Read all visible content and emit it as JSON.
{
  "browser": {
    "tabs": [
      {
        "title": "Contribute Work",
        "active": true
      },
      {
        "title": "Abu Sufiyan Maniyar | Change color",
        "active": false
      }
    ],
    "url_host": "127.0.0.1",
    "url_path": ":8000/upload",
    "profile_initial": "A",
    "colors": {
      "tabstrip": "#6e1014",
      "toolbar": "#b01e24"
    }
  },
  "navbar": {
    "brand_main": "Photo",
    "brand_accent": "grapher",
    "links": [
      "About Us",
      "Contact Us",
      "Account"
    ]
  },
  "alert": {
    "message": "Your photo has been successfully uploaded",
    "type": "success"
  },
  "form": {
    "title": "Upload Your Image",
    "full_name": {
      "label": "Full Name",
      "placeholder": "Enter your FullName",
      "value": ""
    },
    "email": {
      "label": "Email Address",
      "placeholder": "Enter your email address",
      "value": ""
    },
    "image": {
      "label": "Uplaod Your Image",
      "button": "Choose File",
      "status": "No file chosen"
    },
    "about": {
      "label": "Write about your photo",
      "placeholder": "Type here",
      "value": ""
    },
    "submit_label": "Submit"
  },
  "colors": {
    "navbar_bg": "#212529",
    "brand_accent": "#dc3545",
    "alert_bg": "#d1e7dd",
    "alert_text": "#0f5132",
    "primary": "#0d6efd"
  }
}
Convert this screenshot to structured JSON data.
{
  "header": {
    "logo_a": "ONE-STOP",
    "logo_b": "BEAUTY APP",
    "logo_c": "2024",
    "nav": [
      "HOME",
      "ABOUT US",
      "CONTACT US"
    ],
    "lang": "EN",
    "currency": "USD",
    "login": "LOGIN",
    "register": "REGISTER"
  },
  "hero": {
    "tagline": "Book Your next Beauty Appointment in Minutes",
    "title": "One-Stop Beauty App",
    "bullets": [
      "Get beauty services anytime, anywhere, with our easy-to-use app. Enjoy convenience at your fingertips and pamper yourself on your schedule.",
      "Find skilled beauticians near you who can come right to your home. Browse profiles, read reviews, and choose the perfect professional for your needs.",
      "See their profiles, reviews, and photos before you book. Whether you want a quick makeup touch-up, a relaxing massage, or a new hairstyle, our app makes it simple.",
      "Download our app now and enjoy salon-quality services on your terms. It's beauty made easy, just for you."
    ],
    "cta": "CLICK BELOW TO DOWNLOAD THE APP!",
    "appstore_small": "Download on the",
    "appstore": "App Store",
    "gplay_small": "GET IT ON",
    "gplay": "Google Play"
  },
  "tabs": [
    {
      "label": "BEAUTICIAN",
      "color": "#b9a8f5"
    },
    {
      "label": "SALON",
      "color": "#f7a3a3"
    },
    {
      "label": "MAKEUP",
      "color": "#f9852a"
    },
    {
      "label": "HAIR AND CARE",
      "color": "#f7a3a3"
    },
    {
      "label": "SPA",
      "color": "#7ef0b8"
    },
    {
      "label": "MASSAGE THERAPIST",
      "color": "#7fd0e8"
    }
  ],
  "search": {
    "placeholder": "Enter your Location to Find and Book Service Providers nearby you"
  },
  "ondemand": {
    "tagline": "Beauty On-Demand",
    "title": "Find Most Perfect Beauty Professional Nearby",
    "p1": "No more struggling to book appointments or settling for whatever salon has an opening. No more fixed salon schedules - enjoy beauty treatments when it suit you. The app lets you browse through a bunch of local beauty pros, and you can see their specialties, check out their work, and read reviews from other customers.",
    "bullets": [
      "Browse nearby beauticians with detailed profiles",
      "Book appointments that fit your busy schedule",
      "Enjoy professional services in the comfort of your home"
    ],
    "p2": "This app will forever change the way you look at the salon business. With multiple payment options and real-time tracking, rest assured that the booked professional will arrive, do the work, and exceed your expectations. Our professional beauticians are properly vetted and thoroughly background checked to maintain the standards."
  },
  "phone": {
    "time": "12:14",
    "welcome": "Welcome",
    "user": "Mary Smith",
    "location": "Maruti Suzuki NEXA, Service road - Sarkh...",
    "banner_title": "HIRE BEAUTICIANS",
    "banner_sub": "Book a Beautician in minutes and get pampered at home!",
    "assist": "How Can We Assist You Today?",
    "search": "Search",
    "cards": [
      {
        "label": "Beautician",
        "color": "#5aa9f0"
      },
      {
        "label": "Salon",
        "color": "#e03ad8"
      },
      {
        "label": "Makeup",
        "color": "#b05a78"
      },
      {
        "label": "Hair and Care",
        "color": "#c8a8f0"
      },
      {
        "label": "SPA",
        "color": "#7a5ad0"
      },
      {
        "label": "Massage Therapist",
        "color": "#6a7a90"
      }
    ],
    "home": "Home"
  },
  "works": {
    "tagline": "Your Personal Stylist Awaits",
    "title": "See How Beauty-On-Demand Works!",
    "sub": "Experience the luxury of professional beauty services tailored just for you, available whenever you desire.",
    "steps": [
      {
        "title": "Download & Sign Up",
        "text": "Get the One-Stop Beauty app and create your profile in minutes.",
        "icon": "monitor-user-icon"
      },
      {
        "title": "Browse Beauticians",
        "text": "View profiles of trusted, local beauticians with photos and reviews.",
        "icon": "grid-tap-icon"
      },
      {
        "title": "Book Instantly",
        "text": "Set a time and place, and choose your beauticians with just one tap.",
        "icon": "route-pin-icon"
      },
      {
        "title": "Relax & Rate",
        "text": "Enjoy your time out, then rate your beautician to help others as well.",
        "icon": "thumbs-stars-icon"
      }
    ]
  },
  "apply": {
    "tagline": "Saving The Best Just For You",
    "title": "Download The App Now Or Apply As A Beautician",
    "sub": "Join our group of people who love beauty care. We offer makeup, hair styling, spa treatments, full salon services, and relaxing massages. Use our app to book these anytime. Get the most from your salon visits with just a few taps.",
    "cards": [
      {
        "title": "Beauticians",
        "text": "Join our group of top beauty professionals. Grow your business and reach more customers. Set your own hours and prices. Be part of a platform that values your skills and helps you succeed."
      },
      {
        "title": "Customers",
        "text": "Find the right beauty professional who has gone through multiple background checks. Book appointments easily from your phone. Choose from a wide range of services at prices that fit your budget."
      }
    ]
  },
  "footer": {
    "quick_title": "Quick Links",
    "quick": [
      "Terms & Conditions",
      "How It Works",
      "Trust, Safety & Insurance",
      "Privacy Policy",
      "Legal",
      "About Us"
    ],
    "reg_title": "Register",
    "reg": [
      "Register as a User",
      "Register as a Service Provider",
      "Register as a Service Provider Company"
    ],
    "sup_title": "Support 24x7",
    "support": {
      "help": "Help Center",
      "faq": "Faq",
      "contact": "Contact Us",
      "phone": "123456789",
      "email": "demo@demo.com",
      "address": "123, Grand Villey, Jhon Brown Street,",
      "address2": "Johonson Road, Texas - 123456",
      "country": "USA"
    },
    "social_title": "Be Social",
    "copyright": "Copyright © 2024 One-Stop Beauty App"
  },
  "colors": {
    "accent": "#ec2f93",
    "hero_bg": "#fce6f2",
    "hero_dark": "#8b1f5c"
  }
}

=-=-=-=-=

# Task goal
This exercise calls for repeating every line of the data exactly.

# Solution for this exercise
Read all visible content and emit it as JSON.
{
  "browser": {
    "tabs": [
      {
        "title": "Contribute Work",
        "active": true
      },
      {
        "title": "Abu Sufiyan Maniyar | Change color",
        "active": false
      }
    ],
    "url_host": "127.0.0.1",
    "url_path": ":8000/upload",
    "profile_initial": "A",
    "colors": {
      "tabstrip": "#6e1014",
      "toolbar": "#b01e24"
    }
  },
  "navbar": {
    "brand_main": "Photo",
    "brand_accent": "grapher",
    "links": [
      "About Us",
      "Contact Us",
      "Account"
    ]
  },
  "alert": {
    "message": "Your photo has been successfully uploaded",
    "type": "success"
  },
  "form": {
    "title": "Upload Your Image",
    "full_name": {
      "label": "Full Name",
      "placeholder": "Enter your FullName",
      "value": ""
    },
    "email": {
      "label": "Email Address",
      "placeholder": "Enter your email address",
      "value": ""
    },
    "image": {
      "label": "Uplaod Your Image",
      "button": "Choose File",
      "status": "No file chosen"
    },
    "about": {
      "label": "Write about your photo",
      "placeholder": "Type here",
      "value": ""
    },
    "submit_label": "Submit"
  },
  "colors": {
    "navbar_bg": "#212529",
    "brand_accent": "#dc3545",
    "alert_bg": "#d1e7dd",
    "alert_text": "#0f5132",
    "primary": "#0d6efd"
  }
}
Convert this screenshot to structured JSON data.
{
  "header": {
    "logo_a": "ONE-STOP",
    "logo_b": "BEAUTY APP",
    "logo_c": "2024",
    "nav": [
      "HOME",
      "ABOUT US",
      "CONTACT US"
    ],
    "lang": "EN",
    "currency": "USD",
    "login": "LOGIN",
    "register": "REGISTER"
  },
  "hero": {
    "tagline": "Book Your next Beauty Appointment in Minutes",
    "title": "One-Stop Beauty App",
    "bullets": [
      "Get beauty services anytime, anywhere, with our easy-to-use app. Enjoy convenience at your fingertips and pamper yourself on your schedule.",
      "Find skilled beauticians near you who can come right to your home. Browse profiles, read reviews, and choose the perfect professional for your needs.",
      "See their profiles, reviews, and photos before you book. Whether you want a quick makeup touch-up, a relaxing massage, or a new hairstyle, our app makes it simple.",
      "Download our app now and enjoy salon-quality services on your terms. It's beauty made easy, just for you."
    ],
    "cta": "CLICK BELOW TO DOWNLOAD THE APP!",
    "appstore_small": "Download on the",
    "appstore": "App Store",
    "gplay_small": "GET IT ON",
    "gplay": "Google Play"
  },
  "tabs": [
    {
      "label": "BEAUTICIAN",
      "color": "#b9a8f5"
    },
    {
      "label": "SALON",
      "color": "#f7a3a3"
    },
    {
      "label": "MAKEUP",
      "color": "#f9852a"
    },
    {
      "label": "HAIR AND CARE",
      "color": "#f7a3a3"
    },
    {
      "label": "SPA",
      "color": "#7ef0b8"
    },
    {
      "label": "MASSAGE THERAPIST",
      "color": "#7fd0e8"
    }
  ],
  "search": {
    "placeholder": "Enter your Location to Find and Book Service Providers nearby you"
  },
  "ondemand": {
    "tagline": "Beauty On-Demand",
    "title": "Find Most Perfect Beauty Professional Nearby",
    "p1": "No more struggling to book appointments or settling for whatever salon has an opening. No more fixed salon schedules - enjoy beauty treatments when it suit you. The app lets you browse through a bunch of local beauty pros, and you can see their specialties, check out their work, and read reviews from other customers.",
    "bullets": [
      "Browse nearby beauticians with detailed profiles",
      "Book appointments that fit your busy schedule",
      "Enjoy professional services in the comfort of your home"
    ],
    "p2": "This app will forever change the way you look at the salon business. With multiple payment options and real-time tracking, rest assured that the booked professional will arrive, do the work, and exceed your expectations. Our professional beauticians are properly vetted and thoroughly background checked to maintain the standards."
  },
  "phone": {
    "time": "12:14",
    "welcome": "Welcome",
    "user": "Mary Smith",
    "location": "Maruti Suzuki NEXA, Service road - Sarkh...",
    "banner_title": "HIRE BEAUTICIANS",
    "banner_sub": "Book a Beautician in minutes and get pampered at home!",
    "assist": "How Can We Assist You Today?",
    "search": "Search",
    "cards": [
      {
        "label": "Beautician",
        "color": "#5aa9f0"
      },
      {
        "label": "Salon",
        "color": "#e03ad8"
      },
      {
        "label": "Makeup",
        "color": "#b05a78"
      },
      {
        "label": "Hair and Care",
        "color": "#c8a8f0"
      },
      {
        "label": "SPA",
        "color": "#7a5ad0"
      },
      {
        "label": "Massage Therapist",
        "color": "#6a7a90"
      }
    ],
    "home": "Home"
  },
  "works": {
    "tagline": "Your Personal Stylist Awaits",
    "title": "See How Beauty-On-Demand Works!",
    "sub": "Experience the luxury of professional beauty services tailored just for you, available whenever you desire.",
    "steps": [
      {
        "title": "Download & Sign Up",
        "text": "Get the One-Stop Beauty app and create your profile in minutes.",
        "icon": "monitor-user-icon"
      },
      {
        "title": "Browse Beauticians",
        "text": "View profiles of trusted, local beauticians with photos and reviews.",
        "icon": "grid-tap-icon"
      },
      {
        "title": "Book Instantly",
        "text": "Set a time and place, and choose your beauticians with just one tap.",
        "icon": "route-pin-icon"
      },
      {
        "title": "Relax & Rate",
        "text": "Enjoy your time out, then rate your beautician to help others as well.",
        "icon": "thumbs-stars-icon"
      }
    ]
  },
  "apply": {
    "tagline": "Saving The Best Just For You",
    "title": "Download The App Now Or Apply As A Beautician",
    "sub": "Join our group of people who love beauty care. We offer makeup, hair styling, spa treatments, full salon services, and relaxing massages. Use our app to book these anytime. Get the most from your salon visits with just a few taps.",
    "cards": [
      {
        "title": "Beauticians",
        "text": "Join our group of top beauty professionals. Grow your business and reach more customers. Set your own hours and prices. Be part of a platform that values your skills and helps you succeed."
      },
      {
        "title": "Customers",
        "text": "Find the right beauty professional who has gone through multiple background checks. Book appointments easily from your phone. Choose from a wide range of services at prices that fit your budget."
      }
    ]
  },
  "footer": {
    "quick_title": "Quick Links",
    "quick": [
      "Terms & Conditions",
      "How It Works",
      "Trust, Safety & Insurance",
      "Privacy Policy",
      "Legal",
      "About Us"
    ],
    "reg_title": "Register",
    "reg": [
      "Register as a User",
      "Register as a Service Provider",
      "Register as a Service Provider Company"
    ],
    "sup_title": "Support 24x7",
    "support": {
      "help": "Help Center",
      "faq": "Faq",
      "contact": "Contact Us",
      "phone": "123456789",
      "email": "demo@demo.com",
      "address": "123, Grand Villey, Jhon Brown Street,",
      "address2": "Johonson Road, Texas - 123456",
      "country": "USA"
    },
    "social_title": "Be Social",
    "copyright": "Copyright © 2024 One-Stop Beauty App"
  },
  "colors": {
    "accent": "#ec2f93",
    "hero_bg": "#fce6f2",
    "hero_dark": "#8b1f5c"
  }
}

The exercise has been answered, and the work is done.